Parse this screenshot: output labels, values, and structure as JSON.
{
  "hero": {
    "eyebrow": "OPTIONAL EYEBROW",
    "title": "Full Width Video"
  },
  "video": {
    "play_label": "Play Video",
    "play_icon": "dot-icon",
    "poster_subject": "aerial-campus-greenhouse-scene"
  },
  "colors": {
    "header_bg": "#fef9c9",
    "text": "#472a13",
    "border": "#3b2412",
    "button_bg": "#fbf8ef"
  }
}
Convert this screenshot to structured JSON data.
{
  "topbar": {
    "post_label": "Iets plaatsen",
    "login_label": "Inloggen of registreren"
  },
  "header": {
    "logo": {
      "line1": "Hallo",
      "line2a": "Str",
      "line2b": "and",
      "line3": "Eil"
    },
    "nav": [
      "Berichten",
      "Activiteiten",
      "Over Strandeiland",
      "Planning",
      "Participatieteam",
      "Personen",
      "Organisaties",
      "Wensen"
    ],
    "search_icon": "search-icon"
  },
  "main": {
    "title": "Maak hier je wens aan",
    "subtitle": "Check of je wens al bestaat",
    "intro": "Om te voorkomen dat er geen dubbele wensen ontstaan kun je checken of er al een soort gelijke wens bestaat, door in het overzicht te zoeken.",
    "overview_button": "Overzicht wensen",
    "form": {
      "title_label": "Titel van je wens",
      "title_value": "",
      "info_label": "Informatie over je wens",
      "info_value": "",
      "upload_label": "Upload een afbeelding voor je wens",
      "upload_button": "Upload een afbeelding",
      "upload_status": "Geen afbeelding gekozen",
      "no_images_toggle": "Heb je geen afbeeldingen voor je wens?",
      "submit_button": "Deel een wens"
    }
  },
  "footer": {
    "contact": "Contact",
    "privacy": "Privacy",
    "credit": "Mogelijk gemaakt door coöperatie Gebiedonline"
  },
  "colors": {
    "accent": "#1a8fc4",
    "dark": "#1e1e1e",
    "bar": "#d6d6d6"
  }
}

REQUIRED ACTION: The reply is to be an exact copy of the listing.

RESPONSE TO THIS TASK:
Parse this screenshot: output labels, values, and structure as JSON.
{
  "hero": {
    "eyebrow": "OPTIONAL EYEBROW",
    "title": "Full Width Video"
  },
  "video": {
    "play_label": "Play Video",
    "play_icon": "dot-icon",
    "poster_subject": "aerial-campus-greenhouse-scene"
  },
  "colors": {
    "header_bg": "#fef9c9",
    "text": "#472a13",
    "border": "#3b2412",
    "button_bg": "#fbf8ef"
  }
}
Convert this screenshot to structured JSON data.
{
  "topbar": {
    "post_label": "Iets plaatsen",
    "login_label": "Inloggen of registreren"
  },
  "header": {
    "logo": {
      "line1": "Hallo",
      "line2a": "Str",
      "line2b": "and",
      "line3": "Eil"
    },
    "nav": [
      "Berichten",
      "Activiteiten",
      "Over Strandeiland",
      "Planning",
      "Participatieteam",
      "Personen",
      "Organisaties",
      "Wensen"
    ],
    "search_icon": "search-icon"
  },
  "main": {
    "title": "Maak hier je wens aan",
    "subtitle": "Check of je wens al bestaat",
    "intro": "Om te voorkomen dat er geen dubbele wensen ontstaan kun je checken of er al een soort gelijke wens bestaat, door in het overzicht te zoeken.",
    "overview_button": "Overzicht wensen",
    "form": {
      "title_label": "Titel van je wens",
      "title_value": "",
      "info_label": "Informatie over je wens",
      "info_value": "",
      "upload_label": "Upload een afbeelding voor je wens",
      "upload_button": "Upload een afbeelding",
      "upload_status": "Geen afbeelding gekozen",
      "no_images_toggle": "Heb je geen afbeeldingen voor je wens?",
      "submit_button": "Deel een wens"
    }
  },
  "footer": {
    "contact": "Contact",
    "privacy": "Privacy",
    "credit": "Mogelijk gemaakt door coöperatie Gebiedonline"
  },
  "colors": {
    "accent": "#1a8fc4",
    "dark": "#1e1e1e",
    "bar": "#d6d6d6"
  }
}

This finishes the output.